"We're looking to obtain at least the confirmation of the tape recording of the 911 call to make sure that the proper steps were followed. Until that happens, I'd like to keep all comments to myself at this point," CRTC spokesman Paul Godin said.

Possible 911 limitations using VoIP

  • Call may be patched to the wrong 911 centre or a non-emergency line causing a response delay.
  • If a caller is unable to speak, or if the call is disconnected, the operator may not have automatic location information.
  • Power failure or disrupted internet connection can disconnect access to 911 service.
  • VoIP services do not have to enlist the use of interpretation services that exist in cities like Calgary, Toronto, or Vancouver.

Source: City of Toronto

According to rules set out by the Canadian Radio-television and Telecommunications Commission, internet phone companies must explain to subscribers how the 911 service works when they sign up and remind them about it once a year, Godin said.

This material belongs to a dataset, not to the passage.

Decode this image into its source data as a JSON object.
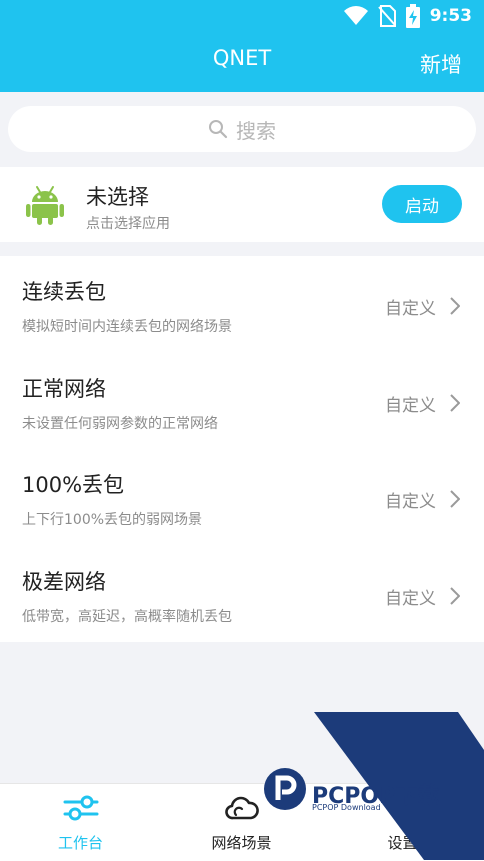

Any 911 calls made with Voice over Internet Protocol technology, or VoIP, cannot be automatically tracked because there is no physical address that can be linked to the digital signal, thus the need for call centre operators to manually reroute the calls to local 911 operators.

In comparison, emergency calls made on analog land lines are answered by 911 operators in the area and automatically have addresses and phone numbers attached to them.

Elijah Luck's aunt tried to call 911 on Tuesday night when the 18-month-old baby went into medical distress. Their internet phone service provider, Comwave, did not patch their call through to Calgary's emergency centre.


Elijah Luck, who was born premature, went into medical distress and died on Tuesday night. An ambulance was dispatched to help him, but in the wrong province. ((Luck family))

Instead, Comwave's call centre operator dispatched an ambulance to the Luck family's former home in Mississauga, Ont., the last address the company had on file.

The family said they waited for more than half an hour before they used a neighbour's land line to call 911 again. An ambulance arrived less than six minutes later. Elijah Luck died at the Alberta Children's Hospital.

"When you're using that technology and you place a 911 call, the first question to ask is 'where are you calling from?' because the technology does not provide you with an instant address of the location where you are calling from, so we want to make sure that those particular processes that are in place were followed," Godin said.

Toronto emergency officials issued a public safety advisory on Friday reminding consumers of the limitations of VoIP in accessing 911 during an emergency.

Bruce Farr, president of a national group of emergency medical services providers, said changes need to be made to internet phones to make them work better on 911 calls.

"The service providers and the federal government need to look very seriously at how they can make improvements in the system and make sure that they operate more in a fixed mode so that people will know the difference," said Farr, who heads the EMS Chiefs of Canada. "Or at the very least, you know, there should be a serious notice within the purchase process that says 'buy it for this use, but if you need help in an emergency, don't rely on this phone.' "